WHAT YOU ARE ASKED TO DO: Only one number is expected here, namely how many lines of the entries below hold the string "chouette".

SUPPLIED MATERIAL:
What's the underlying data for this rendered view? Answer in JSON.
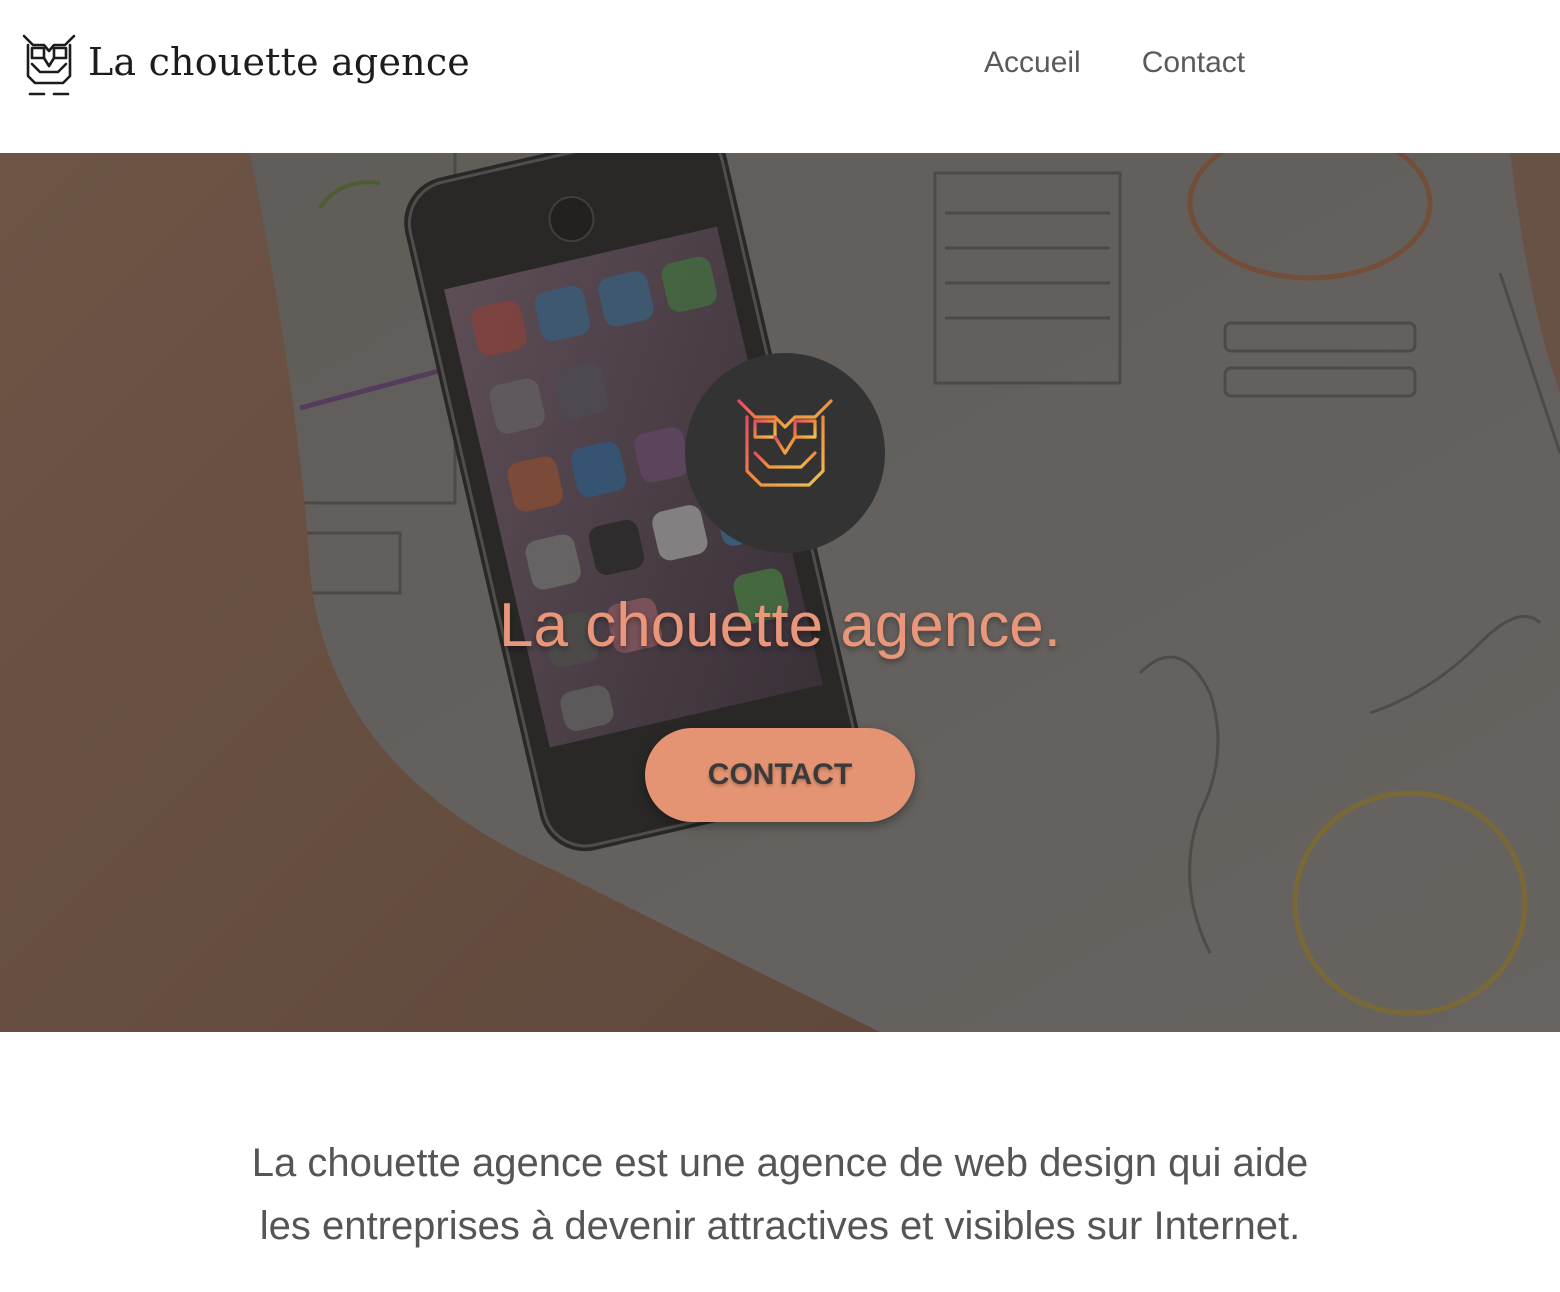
{
  "brand": {
    "name": "La chouette agence",
    "logo_icon": "owl-icon"
  },
  "nav": {
    "items": [
      {
        "label": "Accueil"
      },
      {
        "label": "Contact"
      }
    ]
  },
  "hero": {
    "badge_icon": "owl-icon",
    "title": "La chouette agence.",
    "cta_label": "CONTACT",
    "background": "photo-hand-holding-phone-over-wireframe-sketches"
  },
  "intro": {
    "line1": "La chouette agence est une agence de web design qui aide",
    "line2": "les entreprises à devenir attractives et visibles sur Internet."
  },
  "colors": {
    "accent": "#e9967a",
    "button": "#e59473",
    "text": "#555555",
    "badge": "#333333"
  }
}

RESULT OF THE TASK: 3